Late yesterday the U.S. House Energy and Commerce Committee approved a bill on straight party lines that would prevent the Environmental Protection Agency from regulating greenhouse gases even though a series of court cases – which ended at the U.S. Supreme Court – said EPA had the right to do so.
HR 910, the Energy Tax Prevention Act of 2011 would amend the general provisions of the Clean Air Act (CAA) to establish a rule prohibiting the Administrator of the EPA from regulating greenhouse gases (GHG) to address climate change. By changing the CAA, the bill undercuts the basis for the Supreme Court’s decision.
Since nothing in the Act precludes states from pursuing their own GHG policies, this is a severe setback for automakers that need one coordinated national standard for fuel economy and CO2 emissions. If passed by the full House (likely) and the Senate (maybe) the Act faces a certain veto from President Obama. No one knows if there are enough votes in the Senate to override a veto, but the parallel Senate bill has some Democratic support.
Section 3 of the Act would amend CAA section 209(b) to exclude greenhouse gases from the Administrator’s waiver authority for new motor vehicles or new motor vehicle engines for Model Year 2017 and any other subsequent model year. So the fuel economy regulations that are being rolled out between now and 2016 that establish a 35.5 mpg Corporate Average Fuel economy are intact.

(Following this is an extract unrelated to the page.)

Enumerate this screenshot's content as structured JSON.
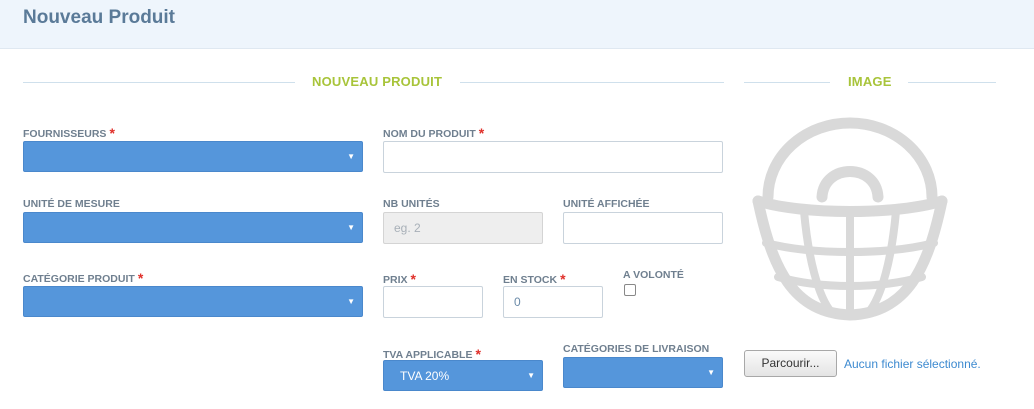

A bitter irony for automakers is that the Energy and Commerce Committee is chaired by Congressman Fred Upton from Michigan.